Report back each line of the data that contains the word "date".

The input section start

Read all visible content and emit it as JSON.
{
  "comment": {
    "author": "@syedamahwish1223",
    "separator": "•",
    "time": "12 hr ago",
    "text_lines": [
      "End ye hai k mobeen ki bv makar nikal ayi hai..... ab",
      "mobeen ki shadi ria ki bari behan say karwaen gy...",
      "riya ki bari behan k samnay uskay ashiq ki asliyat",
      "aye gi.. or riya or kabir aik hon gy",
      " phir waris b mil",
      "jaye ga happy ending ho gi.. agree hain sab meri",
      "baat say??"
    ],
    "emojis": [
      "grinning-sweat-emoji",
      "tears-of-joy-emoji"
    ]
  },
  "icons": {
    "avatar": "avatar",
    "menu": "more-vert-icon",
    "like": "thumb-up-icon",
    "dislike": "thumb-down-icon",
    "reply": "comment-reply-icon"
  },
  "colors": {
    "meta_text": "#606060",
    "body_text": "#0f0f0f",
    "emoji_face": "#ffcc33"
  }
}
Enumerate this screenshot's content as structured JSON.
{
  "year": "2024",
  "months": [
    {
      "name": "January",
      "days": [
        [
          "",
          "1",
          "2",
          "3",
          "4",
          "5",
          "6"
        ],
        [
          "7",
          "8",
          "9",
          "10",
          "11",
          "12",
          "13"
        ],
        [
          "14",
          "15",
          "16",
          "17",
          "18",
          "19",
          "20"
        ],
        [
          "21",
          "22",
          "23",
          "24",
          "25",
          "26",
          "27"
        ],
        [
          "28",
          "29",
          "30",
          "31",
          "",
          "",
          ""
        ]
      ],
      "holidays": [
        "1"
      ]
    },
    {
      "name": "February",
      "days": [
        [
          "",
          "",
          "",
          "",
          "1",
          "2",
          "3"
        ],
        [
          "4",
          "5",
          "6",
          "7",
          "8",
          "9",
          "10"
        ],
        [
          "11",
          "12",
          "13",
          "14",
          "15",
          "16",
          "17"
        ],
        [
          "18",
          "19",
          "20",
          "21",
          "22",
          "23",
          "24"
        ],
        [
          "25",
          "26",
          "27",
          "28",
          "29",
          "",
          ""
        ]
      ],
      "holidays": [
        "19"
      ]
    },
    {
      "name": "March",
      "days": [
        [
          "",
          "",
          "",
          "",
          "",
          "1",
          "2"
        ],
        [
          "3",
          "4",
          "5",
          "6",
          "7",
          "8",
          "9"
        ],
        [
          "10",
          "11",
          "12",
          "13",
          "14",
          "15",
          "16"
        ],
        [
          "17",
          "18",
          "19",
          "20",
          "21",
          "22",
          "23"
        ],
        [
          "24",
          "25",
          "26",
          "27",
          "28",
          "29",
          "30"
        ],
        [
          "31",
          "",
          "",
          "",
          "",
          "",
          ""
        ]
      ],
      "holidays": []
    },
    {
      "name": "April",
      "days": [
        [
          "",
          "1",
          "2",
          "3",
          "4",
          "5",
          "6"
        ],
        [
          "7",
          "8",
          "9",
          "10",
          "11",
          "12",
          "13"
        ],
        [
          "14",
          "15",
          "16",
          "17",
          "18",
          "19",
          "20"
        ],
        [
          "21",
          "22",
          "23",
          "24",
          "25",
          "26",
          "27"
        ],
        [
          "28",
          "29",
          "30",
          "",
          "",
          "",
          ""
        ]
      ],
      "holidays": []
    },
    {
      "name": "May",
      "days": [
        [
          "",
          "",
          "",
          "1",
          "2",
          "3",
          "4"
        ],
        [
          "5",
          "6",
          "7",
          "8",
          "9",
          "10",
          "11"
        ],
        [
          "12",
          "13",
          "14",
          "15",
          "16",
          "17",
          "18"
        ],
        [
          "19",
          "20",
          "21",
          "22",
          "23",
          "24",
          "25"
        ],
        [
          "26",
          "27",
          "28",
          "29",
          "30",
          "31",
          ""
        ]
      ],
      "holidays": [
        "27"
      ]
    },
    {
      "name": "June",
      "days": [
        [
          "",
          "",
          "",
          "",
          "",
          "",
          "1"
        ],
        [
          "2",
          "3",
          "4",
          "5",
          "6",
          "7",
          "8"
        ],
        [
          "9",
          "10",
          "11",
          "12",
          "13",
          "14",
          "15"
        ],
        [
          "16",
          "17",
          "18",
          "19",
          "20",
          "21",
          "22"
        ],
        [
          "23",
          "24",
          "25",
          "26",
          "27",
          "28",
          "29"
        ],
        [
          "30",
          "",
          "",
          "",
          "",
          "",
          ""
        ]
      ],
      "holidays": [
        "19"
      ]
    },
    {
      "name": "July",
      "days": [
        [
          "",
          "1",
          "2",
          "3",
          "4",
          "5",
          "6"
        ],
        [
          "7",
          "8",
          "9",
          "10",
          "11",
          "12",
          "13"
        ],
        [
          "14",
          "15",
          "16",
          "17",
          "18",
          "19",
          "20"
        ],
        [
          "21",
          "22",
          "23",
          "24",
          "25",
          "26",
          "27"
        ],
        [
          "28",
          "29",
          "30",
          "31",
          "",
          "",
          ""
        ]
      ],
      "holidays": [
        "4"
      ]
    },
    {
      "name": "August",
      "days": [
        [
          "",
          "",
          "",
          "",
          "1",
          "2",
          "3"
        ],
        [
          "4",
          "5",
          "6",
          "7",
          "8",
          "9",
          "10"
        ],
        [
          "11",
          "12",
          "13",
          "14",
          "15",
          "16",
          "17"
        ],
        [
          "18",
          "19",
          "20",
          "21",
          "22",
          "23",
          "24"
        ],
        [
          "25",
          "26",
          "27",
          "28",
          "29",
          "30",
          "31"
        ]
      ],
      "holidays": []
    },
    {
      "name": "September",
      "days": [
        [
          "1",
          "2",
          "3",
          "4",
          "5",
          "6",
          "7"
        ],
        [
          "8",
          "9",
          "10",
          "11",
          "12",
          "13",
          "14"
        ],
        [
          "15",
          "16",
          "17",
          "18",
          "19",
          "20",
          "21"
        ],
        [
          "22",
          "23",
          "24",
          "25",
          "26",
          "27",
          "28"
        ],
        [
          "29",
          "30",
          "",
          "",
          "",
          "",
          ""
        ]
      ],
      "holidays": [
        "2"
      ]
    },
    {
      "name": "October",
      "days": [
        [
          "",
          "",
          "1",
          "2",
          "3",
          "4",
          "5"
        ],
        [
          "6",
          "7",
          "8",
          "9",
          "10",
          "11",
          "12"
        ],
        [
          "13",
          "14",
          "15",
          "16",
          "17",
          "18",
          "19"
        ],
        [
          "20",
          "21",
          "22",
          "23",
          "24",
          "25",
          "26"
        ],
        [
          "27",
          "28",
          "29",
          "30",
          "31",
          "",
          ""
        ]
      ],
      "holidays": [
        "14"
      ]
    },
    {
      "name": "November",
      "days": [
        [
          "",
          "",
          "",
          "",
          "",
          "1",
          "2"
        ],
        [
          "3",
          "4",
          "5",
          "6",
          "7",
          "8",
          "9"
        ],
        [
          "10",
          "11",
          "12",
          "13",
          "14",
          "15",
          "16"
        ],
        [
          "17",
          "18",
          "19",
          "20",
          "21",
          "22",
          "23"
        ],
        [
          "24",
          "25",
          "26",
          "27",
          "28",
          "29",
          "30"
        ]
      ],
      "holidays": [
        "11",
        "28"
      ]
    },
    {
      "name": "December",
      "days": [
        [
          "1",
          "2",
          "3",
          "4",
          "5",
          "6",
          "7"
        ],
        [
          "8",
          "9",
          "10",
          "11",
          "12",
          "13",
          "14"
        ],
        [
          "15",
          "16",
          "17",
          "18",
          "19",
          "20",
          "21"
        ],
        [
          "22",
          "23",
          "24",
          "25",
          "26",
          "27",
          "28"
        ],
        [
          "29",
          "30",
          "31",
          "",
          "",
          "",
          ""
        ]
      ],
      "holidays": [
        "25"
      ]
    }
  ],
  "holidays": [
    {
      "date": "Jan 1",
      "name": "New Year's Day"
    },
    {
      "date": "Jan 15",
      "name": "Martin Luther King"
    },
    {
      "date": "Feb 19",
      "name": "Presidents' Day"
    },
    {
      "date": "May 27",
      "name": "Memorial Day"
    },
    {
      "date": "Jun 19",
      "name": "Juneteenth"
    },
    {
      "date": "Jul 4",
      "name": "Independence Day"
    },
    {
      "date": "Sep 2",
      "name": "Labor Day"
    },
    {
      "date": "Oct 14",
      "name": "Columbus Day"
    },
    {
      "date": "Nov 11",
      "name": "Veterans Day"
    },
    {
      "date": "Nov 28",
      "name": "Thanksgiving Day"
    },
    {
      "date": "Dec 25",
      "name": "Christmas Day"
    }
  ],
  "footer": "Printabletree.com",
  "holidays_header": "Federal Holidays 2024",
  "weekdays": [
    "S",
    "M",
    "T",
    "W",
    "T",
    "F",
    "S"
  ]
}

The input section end

- Answer section
      "date": "Jan 1",
      "date": "Jan 15",
      "date": "Feb 19",
      "date": "May 27",
      "date": "Jun 19",
      "date": "Jul 4",
      "date": "Sep 2",
      "date": "Oct 14",
      "date": "Nov 11",
      "date": "Nov 28",
      "date": "Dec 25",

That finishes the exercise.